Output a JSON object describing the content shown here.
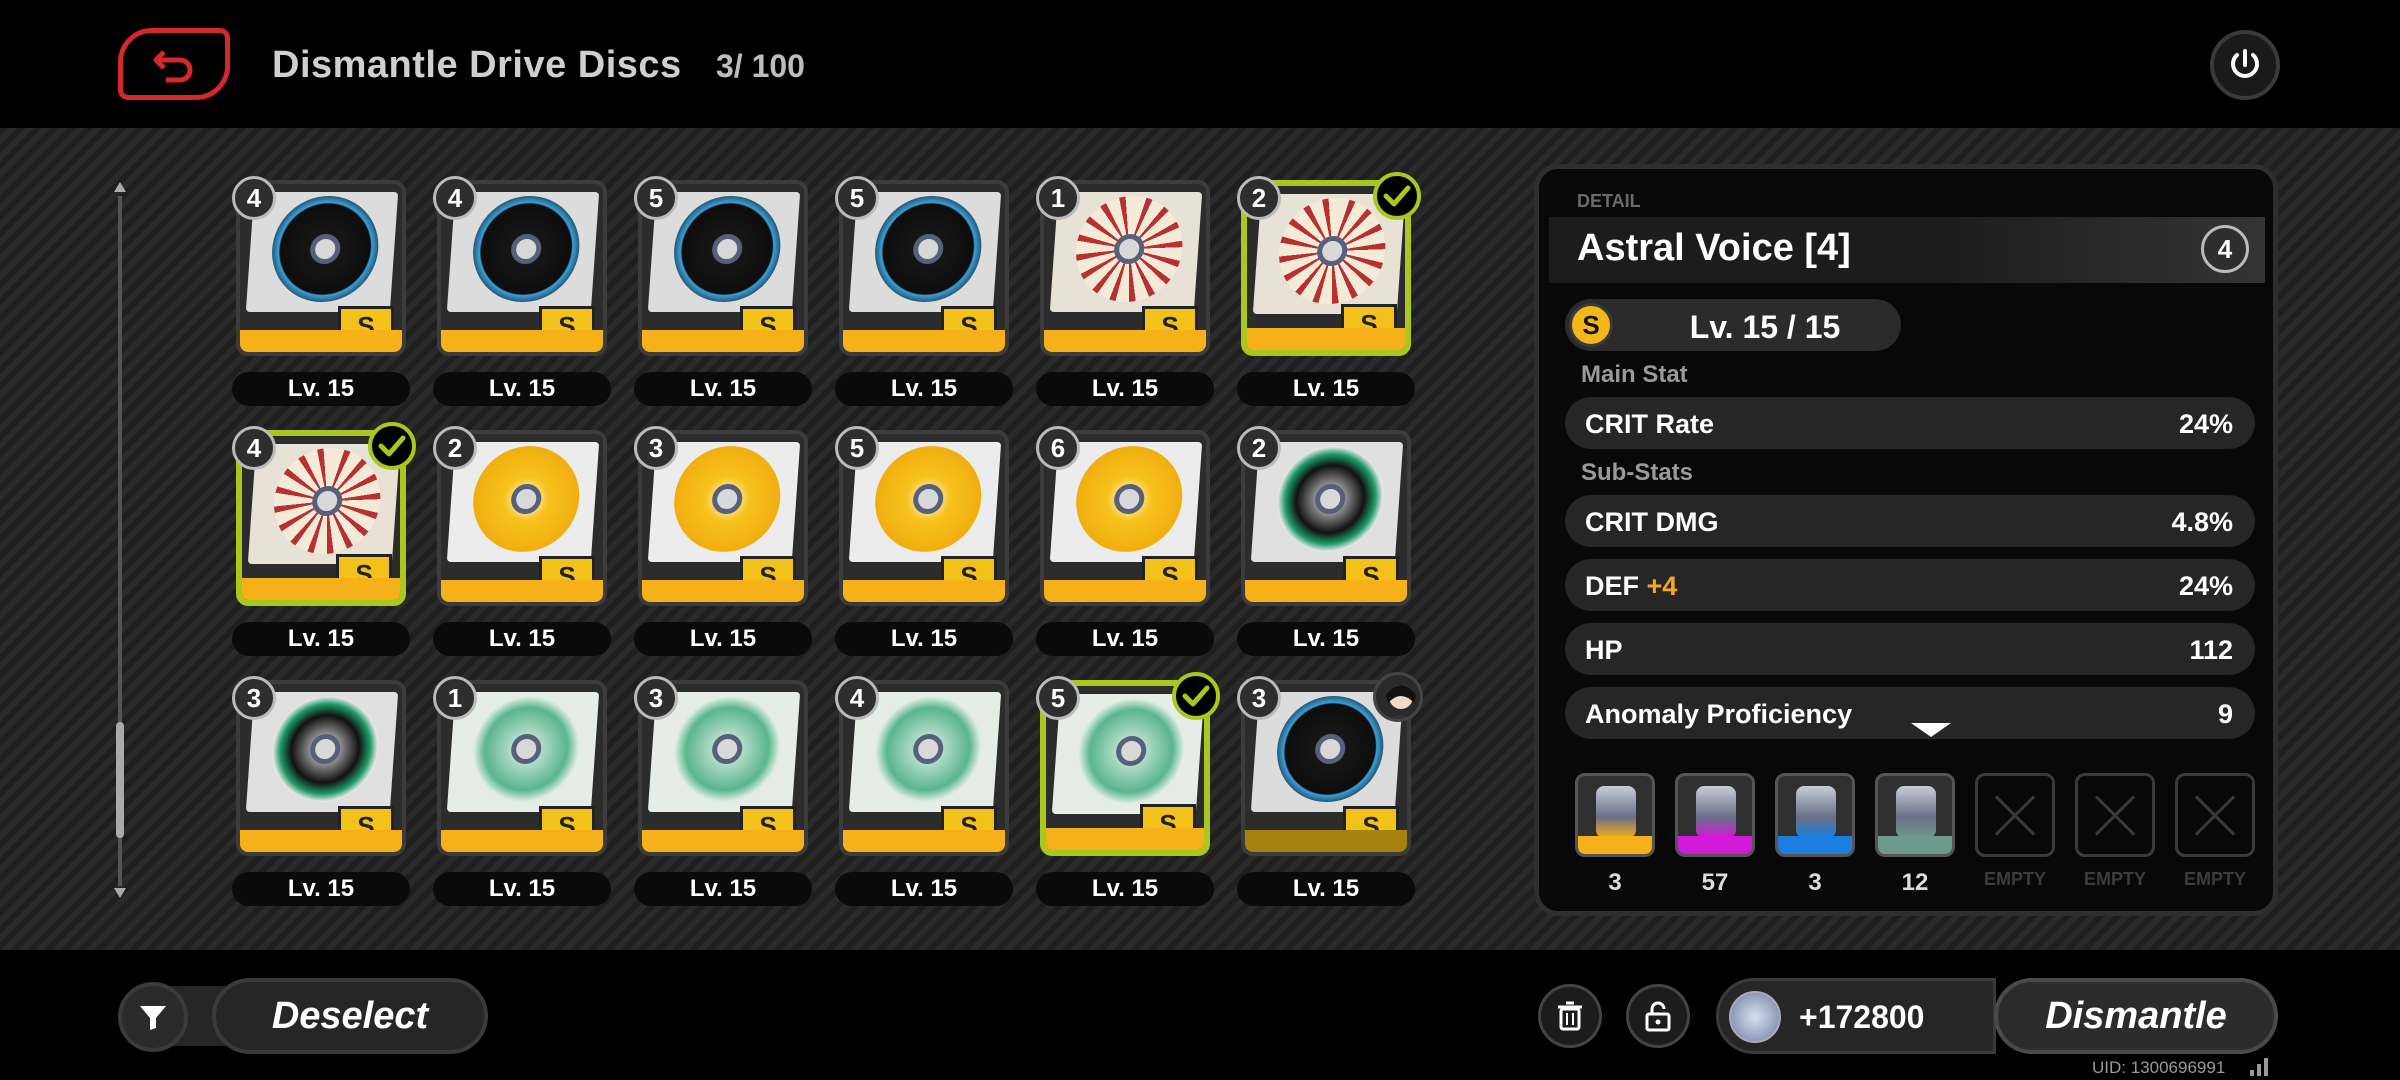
{
  "header": {
    "title": "Dismantle Drive Discs",
    "count": "3/ 100"
  },
  "discs": [
    {
      "slot": "4",
      "level": "Lv. 15",
      "art": "black-wolf",
      "selected": false
    },
    {
      "slot": "4",
      "level": "Lv. 15",
      "art": "black-wolf",
      "selected": false
    },
    {
      "slot": "5",
      "level": "Lv. 15",
      "art": "black-wolf",
      "selected": false
    },
    {
      "slot": "5",
      "level": "Lv. 15",
      "art": "black-wolf",
      "selected": false
    },
    {
      "slot": "1",
      "level": "Lv. 15",
      "art": "cream-red",
      "selected": false
    },
    {
      "slot": "2",
      "level": "Lv. 15",
      "art": "cream-red",
      "selected": true
    },
    {
      "slot": "4",
      "level": "Lv. 15",
      "art": "cream-red",
      "selected": true
    },
    {
      "slot": "2",
      "level": "Lv. 15",
      "art": "yellow-flame",
      "selected": false
    },
    {
      "slot": "3",
      "level": "Lv. 15",
      "art": "yellow-flame",
      "selected": false
    },
    {
      "slot": "5",
      "level": "Lv. 15",
      "art": "yellow-flame",
      "selected": false
    },
    {
      "slot": "6",
      "level": "Lv. 15",
      "art": "yellow-flame",
      "selected": false
    },
    {
      "slot": "2",
      "level": "Lv. 15",
      "art": "green-oxo",
      "selected": false
    },
    {
      "slot": "3",
      "level": "Lv. 15",
      "art": "green-oxo",
      "selected": false
    },
    {
      "slot": "1",
      "level": "Lv. 15",
      "art": "green-mint",
      "selected": false
    },
    {
      "slot": "3",
      "level": "Lv. 15",
      "art": "green-mint",
      "selected": false
    },
    {
      "slot": "4",
      "level": "Lv. 15",
      "art": "green-mint",
      "selected": false
    },
    {
      "slot": "5",
      "level": "Lv. 15",
      "art": "green-mint",
      "selected": true
    },
    {
      "slot": "3",
      "level": "Lv. 15",
      "art": "black-wolf",
      "selected": false,
      "equipped": true
    }
  ],
  "rarity_letter": "S",
  "detail": {
    "label": "DETAIL",
    "name": "Astral Voice [4]",
    "slot": "4",
    "rank_letter": "S",
    "level": "Lv. 15 / 15",
    "main_stat_label": "Main Stat",
    "main_stat": {
      "name": "CRIT Rate",
      "value": "24%"
    },
    "sub_stats_label": "Sub-Stats",
    "sub_stats": [
      {
        "name": "CRIT DMG",
        "plus": "",
        "value": "4.8%"
      },
      {
        "name": "DEF",
        "plus": "+4",
        "value": "24%"
      },
      {
        "name": "HP",
        "plus": "",
        "value": "112"
      },
      {
        "name": "Anomaly Proficiency",
        "plus": "",
        "value": "9"
      }
    ]
  },
  "materials": [
    {
      "count": "3",
      "color": "#f5b01a"
    },
    {
      "count": "57",
      "color": "#d21ad8"
    },
    {
      "count": "3",
      "color": "#1a7fe0"
    },
    {
      "count": "12",
      "color": "#6e9a8e"
    },
    {
      "count": "EMPTY",
      "empty": true
    },
    {
      "count": "EMPTY",
      "empty": true
    },
    {
      "count": "EMPTY",
      "empty": true
    }
  ],
  "footer": {
    "deselect_label": "Deselect",
    "reward_value": "+172800",
    "dismantle_label": "Dismantle",
    "uid": "UID: 1300696991"
  },
  "colors": {
    "accent_selected": "#a8c81e",
    "rarity_bar": "#f5b01a",
    "back_red": "#d4282b"
  }
}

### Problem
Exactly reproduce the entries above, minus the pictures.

### Exercise solution
Output a JSON object describing the content shown here.
{
  "header": {
    "title": "Dismantle Drive Discs",
    "count": "3/ 100"
  },
  "discs": [
    {
      "slot": "4",
      "level": "Lv. 15",
      "art": "black-wolf",
      "selected": false
    },
    {
      "slot": "4",
      "level": "Lv. 15",
      "art": "black-wolf",
      "selected": false
    },
    {
      "slot": "5",
      "level": "Lv. 15",
      "art": "black-wolf",
      "selected": false
    },
    {
      "slot": "5",
      "level": "Lv. 15",
      "art": "black-wolf",
      "selected": false
    },
    {
      "slot": "1",
      "level": "Lv. 15",
      "art": "cream-red",
      "selected": false
    },
    {
      "slot": "2",
      "level": "Lv. 15",
      "art": "cream-red",
      "selected": true
    },
    {
      "slot": "4",
      "level": "Lv. 15",
      "art": "cream-red",
      "selected": true
    },
    {
      "slot": "2",
      "level": "Lv. 15",
      "art": "yellow-flame",
      "selected": false
    },
    {
      "slot": "3",
      "level": "Lv. 15",
      "art": "yellow-flame",
      "selected": false
    },
    {
      "slot": "5",
      "level": "Lv. 15",
      "art": "yellow-flame",
      "selected": false
    },
    {
      "slot": "6",
      "level": "Lv. 15",
      "art": "yellow-flame",
      "selected": false
    },
    {
      "slot": "2",
      "level": "Lv. 15",
      "art": "green-oxo",
      "selected": false
    },
    {
      "slot": "3",
      "level": "Lv. 15",
      "art": "green-oxo",
      "selected": false
    },
    {
      "slot": "1",
      "level": "Lv. 15",
      "art": "green-mint",
      "selected": false
    },
    {
      "slot": "3",
      "level": "Lv. 15",
      "art": "green-mint",
      "selected": false
    },
    {
      "slot": "4",
      "level": "Lv. 15",
      "art": "green-mint",
      "selected": false
    },
    {
      "slot": "5",
      "level": "Lv. 15",
      "art": "green-mint",
      "selected": true
    },
    {
      "slot": "3",
      "level": "Lv. 15",
      "art": "black-wolf",
      "selected": false,
      "equipped": true
    }
  ],
  "rarity_letter": "S",
  "detail": {
    "label": "DETAIL",
    "name": "Astral Voice [4]",
    "slot": "4",
    "rank_letter": "S",
    "level": "Lv. 15 / 15",
    "main_stat_label": "Main Stat",
    "main_stat": {
      "name": "CRIT Rate",
      "value": "24%"
    },
    "sub_stats_label": "Sub-Stats",
    "sub_stats": [
      {
        "name": "CRIT DMG",
        "plus": "",
        "value": "4.8%"
      },
      {
        "name": "DEF",
        "plus": "+4",
        "value": "24%"
      },
      {
        "name": "HP",
        "plus": "",
        "value": "112"
      },
      {
        "name": "Anomaly Proficiency",
        "plus": "",
        "value": "9"
      }
    ]
  },
  "materials": [
    {
      "count": "3",
      "color": "#f5b01a"
    },
    {
      "count": "57",
      "color": "#d21ad8"
    },
    {
      "count": "3",
      "color": "#1a7fe0"
    },
    {
      "count": "12",
      "color": "#6e9a8e"
    },
    {
      "count": "EMPTY",
      "empty": true
    },
    {
      "count": "EMPTY",
      "empty": true
    },
    {
      "count": "EMPTY",
      "empty": true
    }
  ],
  "footer": {
    "deselect_label": "Deselect",
    "reward_value": "+172800",
    "dismantle_label": "Dismantle",
    "uid": "UID: 1300696991"
  },
  "colors": {
    "accent_selected": "#a8c81e",
    "rarity_bar": "#f5b01a",
    "back_red": "#d4282b"
  }
}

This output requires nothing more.